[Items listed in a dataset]

——

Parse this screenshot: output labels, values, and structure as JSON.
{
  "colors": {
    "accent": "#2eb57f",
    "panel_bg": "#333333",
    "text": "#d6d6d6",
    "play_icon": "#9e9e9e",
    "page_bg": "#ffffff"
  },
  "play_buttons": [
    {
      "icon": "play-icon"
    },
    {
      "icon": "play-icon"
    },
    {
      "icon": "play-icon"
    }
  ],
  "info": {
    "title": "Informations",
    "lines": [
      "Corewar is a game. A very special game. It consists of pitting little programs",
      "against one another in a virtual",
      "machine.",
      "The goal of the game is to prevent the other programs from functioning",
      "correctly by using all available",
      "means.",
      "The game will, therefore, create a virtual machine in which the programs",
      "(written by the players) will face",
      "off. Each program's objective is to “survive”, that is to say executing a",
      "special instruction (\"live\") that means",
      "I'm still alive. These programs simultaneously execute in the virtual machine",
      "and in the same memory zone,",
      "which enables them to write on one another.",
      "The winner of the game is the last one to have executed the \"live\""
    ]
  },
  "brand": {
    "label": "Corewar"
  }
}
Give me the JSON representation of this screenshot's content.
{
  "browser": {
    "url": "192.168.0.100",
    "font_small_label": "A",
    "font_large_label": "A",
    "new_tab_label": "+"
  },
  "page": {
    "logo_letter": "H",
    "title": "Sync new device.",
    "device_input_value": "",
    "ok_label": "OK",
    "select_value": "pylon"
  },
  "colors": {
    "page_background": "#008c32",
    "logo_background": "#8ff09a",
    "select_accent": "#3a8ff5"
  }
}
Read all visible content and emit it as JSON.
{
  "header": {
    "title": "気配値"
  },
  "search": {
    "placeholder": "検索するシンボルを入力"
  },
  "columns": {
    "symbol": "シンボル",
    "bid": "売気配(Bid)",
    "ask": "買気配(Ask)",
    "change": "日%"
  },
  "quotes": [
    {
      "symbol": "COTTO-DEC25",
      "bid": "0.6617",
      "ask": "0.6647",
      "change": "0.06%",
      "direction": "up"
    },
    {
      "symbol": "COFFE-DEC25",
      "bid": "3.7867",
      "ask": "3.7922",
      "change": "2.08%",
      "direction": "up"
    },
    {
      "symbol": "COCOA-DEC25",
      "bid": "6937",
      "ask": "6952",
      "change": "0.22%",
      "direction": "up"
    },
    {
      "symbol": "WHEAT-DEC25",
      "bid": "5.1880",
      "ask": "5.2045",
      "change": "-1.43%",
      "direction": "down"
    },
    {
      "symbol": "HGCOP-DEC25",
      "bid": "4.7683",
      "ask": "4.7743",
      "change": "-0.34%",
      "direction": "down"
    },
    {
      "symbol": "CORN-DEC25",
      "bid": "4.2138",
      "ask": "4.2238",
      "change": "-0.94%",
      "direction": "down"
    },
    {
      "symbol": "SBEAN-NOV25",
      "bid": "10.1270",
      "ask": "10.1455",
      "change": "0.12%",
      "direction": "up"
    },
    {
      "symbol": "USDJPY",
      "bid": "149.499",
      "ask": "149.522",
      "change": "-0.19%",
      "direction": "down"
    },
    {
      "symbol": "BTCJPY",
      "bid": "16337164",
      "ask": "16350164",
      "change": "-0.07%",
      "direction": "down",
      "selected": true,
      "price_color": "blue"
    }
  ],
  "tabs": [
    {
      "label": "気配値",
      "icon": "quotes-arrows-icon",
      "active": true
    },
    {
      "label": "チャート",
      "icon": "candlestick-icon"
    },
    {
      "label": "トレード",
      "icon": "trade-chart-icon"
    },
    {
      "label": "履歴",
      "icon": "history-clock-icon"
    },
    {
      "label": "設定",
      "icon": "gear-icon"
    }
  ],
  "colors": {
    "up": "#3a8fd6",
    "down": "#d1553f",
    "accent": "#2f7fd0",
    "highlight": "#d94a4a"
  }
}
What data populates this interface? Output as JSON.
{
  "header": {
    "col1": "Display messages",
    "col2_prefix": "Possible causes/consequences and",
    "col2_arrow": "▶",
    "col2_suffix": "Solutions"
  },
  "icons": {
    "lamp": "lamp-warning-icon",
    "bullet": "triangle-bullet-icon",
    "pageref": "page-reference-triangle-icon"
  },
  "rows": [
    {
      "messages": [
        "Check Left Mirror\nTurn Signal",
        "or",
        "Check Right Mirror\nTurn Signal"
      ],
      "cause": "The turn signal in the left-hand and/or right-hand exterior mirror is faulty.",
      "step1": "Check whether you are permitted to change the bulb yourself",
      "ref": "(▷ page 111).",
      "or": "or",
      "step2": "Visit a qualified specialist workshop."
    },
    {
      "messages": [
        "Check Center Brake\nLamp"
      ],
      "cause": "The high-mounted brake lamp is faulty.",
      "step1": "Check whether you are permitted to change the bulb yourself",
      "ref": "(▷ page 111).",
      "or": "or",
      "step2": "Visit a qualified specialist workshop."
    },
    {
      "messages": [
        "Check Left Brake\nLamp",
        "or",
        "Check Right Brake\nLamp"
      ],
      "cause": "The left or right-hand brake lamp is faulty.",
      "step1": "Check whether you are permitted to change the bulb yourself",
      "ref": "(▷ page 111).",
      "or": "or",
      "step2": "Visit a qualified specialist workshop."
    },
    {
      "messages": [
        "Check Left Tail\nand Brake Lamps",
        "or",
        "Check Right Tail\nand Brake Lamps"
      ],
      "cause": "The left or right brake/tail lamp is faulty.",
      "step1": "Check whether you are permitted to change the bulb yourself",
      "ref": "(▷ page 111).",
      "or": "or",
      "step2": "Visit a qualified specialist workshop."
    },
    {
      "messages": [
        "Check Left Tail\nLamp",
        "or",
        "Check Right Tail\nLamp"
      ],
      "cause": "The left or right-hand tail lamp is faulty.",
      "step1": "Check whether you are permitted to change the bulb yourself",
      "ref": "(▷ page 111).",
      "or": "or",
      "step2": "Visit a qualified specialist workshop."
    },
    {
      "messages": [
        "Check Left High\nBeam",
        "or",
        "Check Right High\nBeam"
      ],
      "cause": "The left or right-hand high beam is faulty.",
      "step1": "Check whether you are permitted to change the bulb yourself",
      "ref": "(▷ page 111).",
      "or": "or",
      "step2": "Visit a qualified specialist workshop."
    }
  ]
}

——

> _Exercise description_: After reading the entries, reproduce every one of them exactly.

> _Answer to this exercise_:
Parse this screenshot: output labels, values, and structure as JSON.
{
  "colors": {
    "accent": "#2eb57f",
    "panel_bg": "#333333",
    "text": "#d6d6d6",
    "play_icon": "#9e9e9e",
    "page_bg": "#ffffff"
  },
  "play_buttons": [
    {
      "icon": "play-icon"
    },
    {
      "icon": "play-icon"
    },
    {
      "icon": "play-icon"
    }
  ],
  "info": {
    "title": "Informations",
    "lines": [
      "Corewar is a game. A very special game. It consists of pitting little programs",
      "against one another in a virtual",
      "machine.",
      "The goal of the game is to prevent the other programs from functioning",
      "correctly by using all available",
      "means.",
      "The game will, therefore, create a virtual machine in which the programs",
      "(written by the players) will face",
      "off. Each program's objective is to “survive”, that is to say executing a",
      "special instruction (\"live\") that means",
      "I'm still alive. These programs simultaneously execute in the virtual machine",
      "and in the same memory zone,",
      "which enables them to write on one another.",
      "The winner of the game is the last one to have executed the \"live\""
    ]
  },
  "brand": {
    "label": "Corewar"
  }
}
Give me the JSON representation of this screenshot's content.
{
  "browser": {
    "url": "192.168.0.100",
    "font_small_label": "A",
    "font_large_label": "A",
    "new_tab_label": "+"
  },
  "page": {
    "logo_letter": "H",
    "title": "Sync new device.",
    "device_input_value": "",
    "ok_label": "OK",
    "select_value": "pylon"
  },
  "colors": {
    "page_background": "#008c32",
    "logo_background": "#8ff09a",
    "select_accent": "#3a8ff5"
  }
}
Read all visible content and emit it as JSON.
{
  "header": {
    "title": "気配値"
  },
  "search": {
    "placeholder": "検索するシンボルを入力"
  },
  "columns": {
    "symbol": "シンボル",
    "bid": "売気配(Bid)",
    "ask": "買気配(Ask)",
    "change": "日%"
  },
  "quotes": [
    {
      "symbol": "COTTO-DEC25",
      "bid": "0.6617",
      "ask": "0.6647",
      "change": "0.06%",
      "direction": "up"
    },
    {
      "symbol": "COFFE-DEC25",
      "bid": "3.7867",
      "ask": "3.7922",
      "change": "2.08%",
      "direction": "up"
    },
    {
      "symbol": "COCOA-DEC25",
      "bid": "6937",
      "ask": "6952",
      "change": "0.22%",
      "direction": "up"
    },
    {
      "symbol": "WHEAT-DEC25",
      "bid": "5.1880",
      "ask": "5.2045",
      "change": "-1.43%",
      "direction": "down"
    },
    {
      "symbol": "HGCOP-DEC25",
      "bid": "4.7683",
      "ask": "4.7743",
      "change": "-0.34%",
      "direction": "down"
    },
    {
      "symbol": "CORN-DEC25",
      "bid": "4.2138",
      "ask": "4.2238",
      "change": "-0.94%",
      "direction": "down"
    },
    {
      "symbol": "SBEAN-NOV25",
      "bid": "10.1270",
      "ask": "10.1455",
      "change": "0.12%",
      "direction": "up"
    },
    {
      "symbol": "USDJPY",
      "bid": "149.499",
      "ask": "149.522",
      "change": "-0.19%",
      "direction": "down"
    },
    {
      "symbol": "BTCJPY",
      "bid": "16337164",
      "ask": "16350164",
      "change": "-0.07%",
      "direction": "down",
      "selected": true,
      "price_color": "blue"
    }
  ],
  "tabs": [
    {
      "label": "気配値",
      "icon": "quotes-arrows-icon",
      "active": true
    },
    {
      "label": "チャート",
      "icon": "candlestick-icon"
    },
    {
      "label": "トレード",
      "icon": "trade-chart-icon"
    },
    {
      "label": "履歴",
      "icon": "history-clock-icon"
    },
    {
      "label": "設定",
      "icon": "gear-icon"
    }
  ],
  "colors": {
    "up": "#3a8fd6",
    "down": "#d1553f",
    "accent": "#2f7fd0",
    "highlight": "#d94a4a"
  }
}
What data populates this interface? Output as JSON.
{
  "header": {
    "col1": "Display messages",
    "col2_prefix": "Possible causes/consequences and",
    "col2_arrow": "▶",
    "col2_suffix": "Solutions"
  },
  "icons": {
    "lamp": "lamp-warning-icon",
    "bullet": "triangle-bullet-icon",
    "pageref": "page-reference-triangle-icon"
  },
  "rows": [
    {
      "messages": [
        "Check Left Mirror\nTurn Signal",
        "or",
        "Check Right Mirror\nTurn Signal"
      ],
      "cause": "The turn signal in the left-hand and/or right-hand exterior mirror is faulty.",
      "step1": "Check whether you are permitted to change the bulb yourself",
      "ref": "(▷ page 111).",
      "or": "or",
      "step2": "Visit a qualified specialist workshop."
    },
    {
      "messages": [
        "Check Center Brake\nLamp"
      ],
      "cause": "The high-mounted brake lamp is faulty.",
      "step1": "Check whether you are permitted to change the bulb yourself",
      "ref": "(▷ page 111).",
      "or": "or",
      "step2": "Visit a qualified specialist workshop."
    },
    {
      "messages": [
        "Check Left Brake\nLamp",
        "or",
        "Check Right Brake\nLamp"
      ],
      "cause": "The left or right-hand brake lamp is faulty.",
      "step1": "Check whether you are permitted to change the bulb yourself",
      "ref": "(▷ page 111).",
      "or": "or",
      "step2": "Visit a qualified specialist workshop."
    },
    {
      "messages": [
        "Check Left Tail\nand Brake Lamps",
        "or",
        "Check Right Tail\nand Brake Lamps"
      ],
      "cause": "The left or right brake/tail lamp is faulty.",
      "step1": "Check whether you are permitted to change the bulb yourself",
      "ref": "(▷ page 111).",
      "or": "or",
      "step2": "Visit a qualified specialist workshop."
    },
    {
      "messages": [
        "Check Left Tail\nLamp",
        "or",
        "Check Right Tail\nLamp"
      ],
      "cause": "The left or right-hand tail lamp is faulty.",
      "step1": "Check whether you are permitted to change the bulb yourself",
      "ref": "(▷ page 111).",
      "or": "or",
      "step2": "Visit a qualified specialist workshop."
    },
    {
      "messages": [
        "Check Left High\nBeam",
        "or",
        "Check Right High\nBeam"
      ],
      "cause": "The left or right-hand high beam is faulty.",
      "step1": "Check whether you are permitted to change the bulb yourself",
      "ref": "(▷ page 111).",
      "or": "or",
      "step2": "Visit a qualified specialist workshop."
    }
  ]
}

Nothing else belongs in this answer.